Each line that includes the word "zoom" should be copied from the records.

→ **RECORDS PROVIDED**:
====

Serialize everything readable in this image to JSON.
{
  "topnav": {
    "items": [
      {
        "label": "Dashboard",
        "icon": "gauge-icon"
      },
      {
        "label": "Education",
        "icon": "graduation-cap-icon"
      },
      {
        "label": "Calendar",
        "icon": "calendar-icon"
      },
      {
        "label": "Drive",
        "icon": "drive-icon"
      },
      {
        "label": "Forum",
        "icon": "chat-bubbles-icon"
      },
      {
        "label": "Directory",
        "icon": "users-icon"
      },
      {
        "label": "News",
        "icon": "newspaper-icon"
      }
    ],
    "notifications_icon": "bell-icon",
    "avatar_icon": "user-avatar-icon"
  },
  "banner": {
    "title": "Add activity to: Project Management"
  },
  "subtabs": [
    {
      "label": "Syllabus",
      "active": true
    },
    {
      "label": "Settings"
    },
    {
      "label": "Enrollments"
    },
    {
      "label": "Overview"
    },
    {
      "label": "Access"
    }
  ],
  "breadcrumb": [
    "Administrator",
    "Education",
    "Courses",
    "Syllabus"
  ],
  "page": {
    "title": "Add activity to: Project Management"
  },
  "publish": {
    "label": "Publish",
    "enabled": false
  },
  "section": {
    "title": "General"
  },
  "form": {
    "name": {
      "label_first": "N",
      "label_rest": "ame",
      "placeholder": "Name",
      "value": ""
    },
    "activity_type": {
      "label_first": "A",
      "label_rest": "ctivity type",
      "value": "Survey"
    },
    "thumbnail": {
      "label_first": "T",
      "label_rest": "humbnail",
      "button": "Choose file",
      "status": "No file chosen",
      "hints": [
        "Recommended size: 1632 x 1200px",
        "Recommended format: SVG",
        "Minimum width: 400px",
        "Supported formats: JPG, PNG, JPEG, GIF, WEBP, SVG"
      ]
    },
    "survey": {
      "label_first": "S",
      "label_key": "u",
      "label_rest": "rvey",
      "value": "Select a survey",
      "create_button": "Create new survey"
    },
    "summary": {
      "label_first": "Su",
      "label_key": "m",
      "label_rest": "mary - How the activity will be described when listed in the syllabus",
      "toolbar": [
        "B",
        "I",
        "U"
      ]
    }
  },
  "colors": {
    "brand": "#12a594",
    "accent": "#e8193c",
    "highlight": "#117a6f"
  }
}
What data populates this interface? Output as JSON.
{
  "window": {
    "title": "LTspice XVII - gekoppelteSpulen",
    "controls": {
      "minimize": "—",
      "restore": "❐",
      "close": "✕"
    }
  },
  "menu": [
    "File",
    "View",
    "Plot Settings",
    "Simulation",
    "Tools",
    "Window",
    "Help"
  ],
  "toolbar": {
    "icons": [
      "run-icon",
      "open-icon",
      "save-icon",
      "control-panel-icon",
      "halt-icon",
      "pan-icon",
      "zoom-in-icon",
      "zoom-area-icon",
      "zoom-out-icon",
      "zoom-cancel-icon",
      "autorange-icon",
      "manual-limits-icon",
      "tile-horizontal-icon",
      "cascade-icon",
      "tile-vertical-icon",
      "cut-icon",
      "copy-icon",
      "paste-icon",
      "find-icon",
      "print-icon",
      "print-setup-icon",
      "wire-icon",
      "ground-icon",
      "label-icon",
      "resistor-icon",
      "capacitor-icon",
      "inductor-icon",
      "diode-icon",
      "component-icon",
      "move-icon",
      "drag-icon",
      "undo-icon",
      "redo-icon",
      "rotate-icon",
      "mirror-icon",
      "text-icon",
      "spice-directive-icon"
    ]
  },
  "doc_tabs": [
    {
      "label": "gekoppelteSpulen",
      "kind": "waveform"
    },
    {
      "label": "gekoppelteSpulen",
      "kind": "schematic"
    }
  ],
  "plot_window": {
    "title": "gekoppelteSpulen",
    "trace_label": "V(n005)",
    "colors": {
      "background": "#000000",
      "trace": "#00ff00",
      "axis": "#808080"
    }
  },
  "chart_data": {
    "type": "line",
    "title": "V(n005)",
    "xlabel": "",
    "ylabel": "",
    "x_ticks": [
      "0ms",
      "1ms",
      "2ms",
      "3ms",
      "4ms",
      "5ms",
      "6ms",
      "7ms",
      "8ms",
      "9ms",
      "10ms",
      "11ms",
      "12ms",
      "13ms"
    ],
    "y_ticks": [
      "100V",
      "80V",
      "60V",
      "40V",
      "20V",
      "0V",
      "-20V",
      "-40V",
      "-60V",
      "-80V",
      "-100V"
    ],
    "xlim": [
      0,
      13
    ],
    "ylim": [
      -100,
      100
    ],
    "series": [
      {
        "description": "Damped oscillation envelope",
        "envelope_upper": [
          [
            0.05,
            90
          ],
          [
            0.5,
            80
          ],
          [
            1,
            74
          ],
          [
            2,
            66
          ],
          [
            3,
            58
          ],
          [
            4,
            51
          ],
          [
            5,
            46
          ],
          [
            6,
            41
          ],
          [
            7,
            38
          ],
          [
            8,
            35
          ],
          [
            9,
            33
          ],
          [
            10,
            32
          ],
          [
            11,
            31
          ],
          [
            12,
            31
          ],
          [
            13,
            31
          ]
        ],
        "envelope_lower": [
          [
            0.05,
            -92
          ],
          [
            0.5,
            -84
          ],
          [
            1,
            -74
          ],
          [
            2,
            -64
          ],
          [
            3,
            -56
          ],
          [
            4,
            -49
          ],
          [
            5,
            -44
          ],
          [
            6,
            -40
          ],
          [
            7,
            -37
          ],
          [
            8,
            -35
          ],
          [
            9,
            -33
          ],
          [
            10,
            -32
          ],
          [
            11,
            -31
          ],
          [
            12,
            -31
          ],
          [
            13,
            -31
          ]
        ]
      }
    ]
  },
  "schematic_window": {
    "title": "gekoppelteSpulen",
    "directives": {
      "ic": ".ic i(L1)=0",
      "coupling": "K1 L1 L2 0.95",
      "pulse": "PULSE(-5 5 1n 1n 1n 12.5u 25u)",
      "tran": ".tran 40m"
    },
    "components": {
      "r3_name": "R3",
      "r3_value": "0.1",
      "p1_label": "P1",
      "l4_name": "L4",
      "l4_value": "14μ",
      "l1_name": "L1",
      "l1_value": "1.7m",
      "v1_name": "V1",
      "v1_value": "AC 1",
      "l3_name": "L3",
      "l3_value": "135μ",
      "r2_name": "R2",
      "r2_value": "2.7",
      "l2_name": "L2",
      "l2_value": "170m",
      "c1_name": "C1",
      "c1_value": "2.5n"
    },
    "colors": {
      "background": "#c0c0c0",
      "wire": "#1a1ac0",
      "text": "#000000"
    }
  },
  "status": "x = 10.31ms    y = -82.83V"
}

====

→ **EXERCISE ANSWER**:
      "zoom-in-icon",
      "zoom-area-icon",
      "zoom-out-icon",
      "zoom-cancel-icon",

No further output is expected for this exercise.